He sighed deeply and decided to go back to the place he once called home.
Proudfoot didn’t need to wonder what his late wife would have thought about his present predicament and it hurt him to think what a disappointment he would have been to her.
He told himself that he was past caring, but that wasn’t really true.
Veronica would never have allowed him to become so weak. She would have marched him into the Ministry and demanded action.
But Veronica wasn’t here and his blackmailer knew he wouldn’t dare go the Ministry. Not now that he was so involved.
Proudfoot turned sadly and began to retrace his steps. It was darker on the other side of the square and he ought to be able to Disapparate from there.
It happened suddenly with no warning.
Oddly, Proudfoot understood what was happening at once, although he had never actually experienced time slowing before.
Of course, time wasn’t really slowing. It was simply that his reaction times were becoming accelerated so that it appeared from his perspective that time was slowing down.

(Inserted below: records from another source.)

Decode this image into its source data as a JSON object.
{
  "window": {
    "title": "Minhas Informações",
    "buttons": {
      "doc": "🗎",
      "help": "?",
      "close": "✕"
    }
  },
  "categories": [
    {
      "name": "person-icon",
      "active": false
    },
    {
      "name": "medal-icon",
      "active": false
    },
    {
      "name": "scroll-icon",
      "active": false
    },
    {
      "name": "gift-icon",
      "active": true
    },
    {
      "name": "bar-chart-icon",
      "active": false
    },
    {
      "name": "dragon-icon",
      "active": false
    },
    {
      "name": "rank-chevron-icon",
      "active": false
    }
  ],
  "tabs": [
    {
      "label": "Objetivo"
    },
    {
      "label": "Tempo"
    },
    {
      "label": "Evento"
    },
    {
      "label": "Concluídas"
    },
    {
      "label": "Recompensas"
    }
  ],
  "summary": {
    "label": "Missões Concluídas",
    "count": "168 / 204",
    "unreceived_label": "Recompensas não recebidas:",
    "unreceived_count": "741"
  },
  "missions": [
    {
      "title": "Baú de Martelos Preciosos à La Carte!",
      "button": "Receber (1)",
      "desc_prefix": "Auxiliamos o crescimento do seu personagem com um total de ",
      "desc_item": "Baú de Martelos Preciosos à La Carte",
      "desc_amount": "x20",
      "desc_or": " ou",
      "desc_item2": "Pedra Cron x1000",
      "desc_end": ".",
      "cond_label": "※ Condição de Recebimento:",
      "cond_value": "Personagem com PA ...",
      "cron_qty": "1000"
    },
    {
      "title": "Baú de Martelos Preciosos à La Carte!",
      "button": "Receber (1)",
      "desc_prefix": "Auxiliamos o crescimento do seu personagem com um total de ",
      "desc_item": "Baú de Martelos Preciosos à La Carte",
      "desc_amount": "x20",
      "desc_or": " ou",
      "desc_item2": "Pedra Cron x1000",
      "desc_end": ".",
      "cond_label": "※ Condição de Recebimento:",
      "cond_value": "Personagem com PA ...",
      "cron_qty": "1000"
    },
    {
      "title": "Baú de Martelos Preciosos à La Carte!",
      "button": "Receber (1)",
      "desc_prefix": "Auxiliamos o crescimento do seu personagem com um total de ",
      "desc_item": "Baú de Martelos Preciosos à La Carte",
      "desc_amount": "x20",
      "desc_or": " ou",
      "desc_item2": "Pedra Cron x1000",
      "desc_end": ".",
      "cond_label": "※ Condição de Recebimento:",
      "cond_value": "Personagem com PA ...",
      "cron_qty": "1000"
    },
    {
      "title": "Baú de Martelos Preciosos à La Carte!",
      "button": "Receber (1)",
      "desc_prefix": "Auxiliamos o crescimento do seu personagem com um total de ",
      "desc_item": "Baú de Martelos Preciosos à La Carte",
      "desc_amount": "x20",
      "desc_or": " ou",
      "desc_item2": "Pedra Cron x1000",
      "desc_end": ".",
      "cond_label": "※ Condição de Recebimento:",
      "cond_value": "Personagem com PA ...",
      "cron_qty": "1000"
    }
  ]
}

He, or rather his thoughts, were becoming faster.
He could see individual rain drops falling unnaturally slowly and the light from the security flood lights on the opposite building dimmed.
Proudfoot knew he only had moments to react. The protection charm had been activated because his life was in immediate danger, even if he didn’t consciously know it at the time. He would have maybe three seconds to act and must have already used up half a precious second.
He turned as quickly as he could, feeling resistance of the air pushing against his arms and torso. It was like moving through treacle.
He threw himself around and withdrew his wand in one practised motion. It seemed to take him an age, but in fact the falling raindrops only moved a few inches at most. He ought to have time to either return fire or Disapparate away.
As he moved agonisingly slowly, it occurred to him how quickly and freely he was thinking and recalling. He had barely paid any attention to the warlock that had sold him the quickening defence charm and taught him how to use it. That had been years ago, yet the memory was vivid and complete. He knew for a fact that he’d need almost a full two second’s worth of real time to Disapparate and his range of defences would be limited in his present quickened state. He wouldn’t be able to conjure a shield with any meaningful degree of strength.
Proudfoot strained to turn his head as his torso twisted until at last he could see behind himself and readied himself to fire at his attackers.
In all likelihood, a hex had already been fired at his back.
To his dismay, no one at all was behind him. There were no hexes about to hit him.
So, were was the danger? Something must have activated the quickening charm.
Proudfoot felt himself falling towards the ground but made no effort to stop his momentum, knowing his precious advantage was ebbing away.
The light seemed to grow even dimmer and he looked up as he fell back.
Proudfoot knew as soon as he saw the descending mass that he had no time left to Disapparate away. As quick as he was just now, his fate was sealed.
It seemed he had come to the correct location after all, but he would never have been able to tidy this away anyway. They had been insane to attempt anything so big anywhere near a populated area.
He vaguely wondered how many tonnes were above the strangely smooth underside of the rock that about to kill him.
In real time it would be mercifully quick. Perhaps a quarter of a second at most.
But in his current accelerated state he had perhaps a few more seconds.
Proudfoot called his most vivid memories of Veronica into his mind. Her smile. Her Touch. Her kiss.
When the rock ceiling was only a couple of inches above his head, he released the quickening charm.
He didn’t hear the dull thud of the object apparently cut from a single piece of rock and weighing many tonnes as it hit the tarmacadam surface, setting off car alarms all around the square.
“He left everything shared between his favourite Barman, his Nurse and his cat.”
Ron arrives early for a meeting using a fake ID he shouldn’t have and worrying that Kingsley will appear at any moment to drag him back to the Ministry.
Other Similar Stories
Life Goes On
A Ghost From...